TASK REQUIREMENTS »
Set the entries down once more, exactly as they are worded.

LISTED RECORDS »
§ §

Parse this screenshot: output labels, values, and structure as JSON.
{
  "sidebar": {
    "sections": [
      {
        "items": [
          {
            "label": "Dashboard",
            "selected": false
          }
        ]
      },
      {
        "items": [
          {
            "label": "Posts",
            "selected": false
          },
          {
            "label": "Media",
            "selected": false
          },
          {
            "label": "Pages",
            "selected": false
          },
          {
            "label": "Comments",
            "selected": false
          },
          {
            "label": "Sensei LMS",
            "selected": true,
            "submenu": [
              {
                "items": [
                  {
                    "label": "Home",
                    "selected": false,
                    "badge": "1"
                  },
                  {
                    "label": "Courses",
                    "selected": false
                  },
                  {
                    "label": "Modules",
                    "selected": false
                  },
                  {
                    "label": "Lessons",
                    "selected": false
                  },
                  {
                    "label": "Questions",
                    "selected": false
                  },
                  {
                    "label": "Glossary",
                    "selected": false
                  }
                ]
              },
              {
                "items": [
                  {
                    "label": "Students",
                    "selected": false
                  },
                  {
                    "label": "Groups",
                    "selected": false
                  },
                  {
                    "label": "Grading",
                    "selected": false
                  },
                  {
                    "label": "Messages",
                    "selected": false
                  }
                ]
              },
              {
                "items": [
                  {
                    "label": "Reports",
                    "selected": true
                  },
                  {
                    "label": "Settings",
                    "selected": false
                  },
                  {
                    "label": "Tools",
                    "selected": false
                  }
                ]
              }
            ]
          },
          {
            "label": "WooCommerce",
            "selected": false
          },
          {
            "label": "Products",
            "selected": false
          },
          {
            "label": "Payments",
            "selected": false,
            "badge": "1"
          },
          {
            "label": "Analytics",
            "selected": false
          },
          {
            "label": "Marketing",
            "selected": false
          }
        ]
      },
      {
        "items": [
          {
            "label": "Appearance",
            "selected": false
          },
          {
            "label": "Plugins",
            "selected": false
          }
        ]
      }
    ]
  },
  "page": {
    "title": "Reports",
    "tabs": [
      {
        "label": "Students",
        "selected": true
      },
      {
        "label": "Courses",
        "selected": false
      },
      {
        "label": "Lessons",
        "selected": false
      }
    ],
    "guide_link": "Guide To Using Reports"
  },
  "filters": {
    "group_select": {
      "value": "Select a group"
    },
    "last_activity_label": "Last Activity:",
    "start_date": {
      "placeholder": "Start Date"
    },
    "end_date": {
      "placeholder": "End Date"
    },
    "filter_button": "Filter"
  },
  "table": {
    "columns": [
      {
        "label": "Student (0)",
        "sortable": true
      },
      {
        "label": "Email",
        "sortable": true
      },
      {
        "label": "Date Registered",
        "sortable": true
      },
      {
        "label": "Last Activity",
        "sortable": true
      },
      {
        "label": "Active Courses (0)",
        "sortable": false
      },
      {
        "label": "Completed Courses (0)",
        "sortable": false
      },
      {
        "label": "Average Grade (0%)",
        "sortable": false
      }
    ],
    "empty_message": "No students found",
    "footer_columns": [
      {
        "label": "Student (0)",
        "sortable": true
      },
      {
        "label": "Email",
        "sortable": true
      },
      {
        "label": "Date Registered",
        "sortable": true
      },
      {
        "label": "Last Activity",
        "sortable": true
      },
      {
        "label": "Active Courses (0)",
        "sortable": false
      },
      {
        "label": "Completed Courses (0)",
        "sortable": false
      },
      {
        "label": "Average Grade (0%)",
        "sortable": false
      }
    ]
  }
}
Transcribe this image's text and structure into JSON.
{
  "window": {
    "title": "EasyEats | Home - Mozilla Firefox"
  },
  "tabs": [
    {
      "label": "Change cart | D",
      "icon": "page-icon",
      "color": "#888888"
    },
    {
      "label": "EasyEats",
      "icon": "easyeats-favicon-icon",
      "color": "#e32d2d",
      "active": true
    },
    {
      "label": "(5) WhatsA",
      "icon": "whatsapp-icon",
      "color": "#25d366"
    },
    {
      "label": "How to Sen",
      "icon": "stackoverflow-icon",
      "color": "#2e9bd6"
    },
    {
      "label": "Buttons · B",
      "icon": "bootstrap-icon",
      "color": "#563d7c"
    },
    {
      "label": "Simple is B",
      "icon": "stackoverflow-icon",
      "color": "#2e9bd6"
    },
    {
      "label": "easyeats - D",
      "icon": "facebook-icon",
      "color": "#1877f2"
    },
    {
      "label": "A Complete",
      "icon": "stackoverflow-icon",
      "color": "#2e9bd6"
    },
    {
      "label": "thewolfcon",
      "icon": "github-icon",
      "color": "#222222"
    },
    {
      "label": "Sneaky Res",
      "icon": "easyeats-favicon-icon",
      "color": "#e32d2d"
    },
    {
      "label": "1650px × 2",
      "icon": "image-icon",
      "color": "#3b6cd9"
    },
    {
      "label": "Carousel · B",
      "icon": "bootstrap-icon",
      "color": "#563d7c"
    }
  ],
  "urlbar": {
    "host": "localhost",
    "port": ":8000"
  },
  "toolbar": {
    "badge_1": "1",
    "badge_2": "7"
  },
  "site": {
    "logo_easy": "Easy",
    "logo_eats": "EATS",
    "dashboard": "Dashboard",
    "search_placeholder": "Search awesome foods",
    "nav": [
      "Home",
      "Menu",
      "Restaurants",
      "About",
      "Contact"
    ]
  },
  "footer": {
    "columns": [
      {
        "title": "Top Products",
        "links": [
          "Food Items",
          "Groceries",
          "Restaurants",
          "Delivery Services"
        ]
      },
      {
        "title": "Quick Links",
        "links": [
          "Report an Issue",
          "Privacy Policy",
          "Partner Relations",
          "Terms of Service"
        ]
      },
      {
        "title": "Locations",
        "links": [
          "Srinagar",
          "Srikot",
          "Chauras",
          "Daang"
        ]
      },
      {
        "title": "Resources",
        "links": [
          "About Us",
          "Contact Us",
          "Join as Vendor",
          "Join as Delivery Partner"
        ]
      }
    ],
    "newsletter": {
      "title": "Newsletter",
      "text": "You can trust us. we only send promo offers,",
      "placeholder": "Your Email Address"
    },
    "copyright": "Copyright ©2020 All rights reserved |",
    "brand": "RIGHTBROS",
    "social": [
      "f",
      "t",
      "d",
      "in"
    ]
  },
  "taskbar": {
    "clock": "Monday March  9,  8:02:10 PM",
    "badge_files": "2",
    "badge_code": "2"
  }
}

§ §

EXERCISE RESULT »
Parse this screenshot: output labels, values, and structure as JSON.
{
  "sidebar": {
    "sections": [
      {
        "items": [
          {
            "label": "Dashboard",
            "selected": false
          }
        ]
      },
      {
        "items": [
          {
            "label": "Posts",
            "selected": false
          },
          {
            "label": "Media",
            "selected": false
          },
          {
            "label": "Pages",
            "selected": false
          },
          {
            "label": "Comments",
            "selected": false
          },
          {
            "label": "Sensei LMS",
            "selected": true,
            "submenu": [
              {
                "items": [
                  {
                    "label": "Home",
                    "selected": false,
                    "badge": "1"
                  },
                  {
                    "label": "Courses",
                    "selected": false
                  },
                  {
                    "label": "Modules",
                    "selected": false
                  },
                  {
                    "label": "Lessons",
                    "selected": false
                  },
                  {
                    "label": "Questions",
                    "selected": false
                  },
                  {
                    "label": "Glossary",
                    "selected": false
                  }
                ]
              },
              {
                "items": [
                  {
                    "label": "Students",
                    "selected": false
                  },
                  {
                    "label": "Groups",
                    "selected": false
                  },
                  {
                    "label": "Grading",
                    "selected": false
                  },
                  {
                    "label": "Messages",
                    "selected": false
                  }
                ]
              },
              {
                "items": [
                  {
                    "label": "Reports",
                    "selected": true
                  },
                  {
                    "label": "Settings",
                    "selected": false
                  },
                  {
                    "label": "Tools",
                    "selected": false
                  }
                ]
              }
            ]
          },
          {
            "label": "WooCommerce",
            "selected": false
          },
          {
            "label": "Products",
            "selected": false
          },
          {
            "label": "Payments",
            "selected": false,
            "badge": "1"
          },
          {
            "label": "Analytics",
            "selected": false
          },
          {
            "label": "Marketing",
            "selected": false
          }
        ]
      },
      {
        "items": [
          {
            "label": "Appearance",
            "selected": false
          },
          {
            "label": "Plugins",
            "selected": false
          }
        ]
      }
    ]
  },
  "page": {
    "title": "Reports",
    "tabs": [
      {
        "label": "Students",
        "selected": true
      },
      {
        "label": "Courses",
        "selected": false
      },
      {
        "label": "Lessons",
        "selected": false
      }
    ],
    "guide_link": "Guide To Using Reports"
  },
  "filters": {
    "group_select": {
      "value": "Select a group"
    },
    "last_activity_label": "Last Activity:",
    "start_date": {
      "placeholder": "Start Date"
    },
    "end_date": {
      "placeholder": "End Date"
    },
    "filter_button": "Filter"
  },
  "table": {
    "columns": [
      {
        "label": "Student (0)",
        "sortable": true
      },
      {
        "label": "Email",
        "sortable": true
      },
      {
        "label": "Date Registered",
        "sortable": true
      },
      {
        "label": "Last Activity",
        "sortable": true
      },
      {
        "label": "Active Courses (0)",
        "sortable": false
      },
      {
        "label": "Completed Courses (0)",
        "sortable": false
      },
      {
        "label": "Average Grade (0%)",
        "sortable": false
      }
    ],
    "empty_message": "No students found",
    "footer_columns": [
      {
        "label": "Student (0)",
        "sortable": true
      },
      {
        "label": "Email",
        "sortable": true
      },
      {
        "label": "Date Registered",
        "sortable": true
      },
      {
        "label": "Last Activity",
        "sortable": true
      },
      {
        "label": "Active Courses (0)",
        "sortable": false
      },
      {
        "label": "Completed Courses (0)",
        "sortable": false
      },
      {
        "label": "Average Grade (0%)",
        "sortable": false
      }
    ]
  }
}
Transcribe this image's text and structure into JSON.
{
  "window": {
    "title": "EasyEats | Home - Mozilla Firefox"
  },
  "tabs": [
    {
      "label": "Change cart | D",
      "icon": "page-icon",
      "color": "#888888"
    },
    {
      "label": "EasyEats",
      "icon": "easyeats-favicon-icon",
      "color": "#e32d2d",
      "active": true
    },
    {
      "label": "(5) WhatsA",
      "icon": "whatsapp-icon",
      "color": "#25d366"
    },
    {
      "label": "How to Sen",
      "icon": "stackoverflow-icon",
      "color": "#2e9bd6"
    },
    {
      "label": "Buttons · B",
      "icon": "bootstrap-icon",
      "color": "#563d7c"
    },
    {
      "label": "Simple is B",
      "icon": "stackoverflow-icon",
      "color": "#2e9bd6"
    },
    {
      "label": "easyeats - D",
      "icon": "facebook-icon",
      "color": "#1877f2"
    },
    {
      "label": "A Complete",
      "icon": "stackoverflow-icon",
      "color": "#2e9bd6"
    },
    {
      "label": "thewolfcon",
      "icon": "github-icon",
      "color": "#222222"
    },
    {
      "label": "Sneaky Res",
      "icon": "easyeats-favicon-icon",
      "color": "#e32d2d"
    },
    {
      "label": "1650px × 2",
      "icon": "image-icon",
      "color": "#3b6cd9"
    },
    {
      "label": "Carousel · B",
      "icon": "bootstrap-icon",
      "color": "#563d7c"
    }
  ],
  "urlbar": {
    "host": "localhost",
    "port": ":8000"
  },
  "toolbar": {
    "badge_1": "1",
    "badge_2": "7"
  },
  "site": {
    "logo_easy": "Easy",
    "logo_eats": "EATS",
    "dashboard": "Dashboard",
    "search_placeholder": "Search awesome foods",
    "nav": [
      "Home",
      "Menu",
      "Restaurants",
      "About",
      "Contact"
    ]
  },
  "footer": {
    "columns": [
      {
        "title": "Top Products",
        "links": [
          "Food Items",
          "Groceries",
          "Restaurants",
          "Delivery Services"
        ]
      },
      {
        "title": "Quick Links",
        "links": [
          "Report an Issue",
          "Privacy Policy",
          "Partner Relations",
          "Terms of Service"
        ]
      },
      {
        "title": "Locations",
        "links": [
          "Srinagar",
          "Srikot",
          "Chauras",
          "Daang"
        ]
      },
      {
        "title": "Resources",
        "links": [
          "About Us",
          "Contact Us",
          "Join as Vendor",
          "Join as Delivery Partner"
        ]
      }
    ],
    "newsletter": {
      "title": "Newsletter",
      "text": "You can trust us. we only send promo offers,",
      "placeholder": "Your Email Address"
    },
    "copyright": "Copyright ©2020 All rights reserved |",
    "brand": "RIGHTBROS",
    "social": [
      "f",
      "t",
      "d",
      "in"
    ]
  },
  "taskbar": {
    "clock": "Monday March  9,  8:02:10 PM",
    "badge_files": "2",
    "badge_code": "2"
  }
}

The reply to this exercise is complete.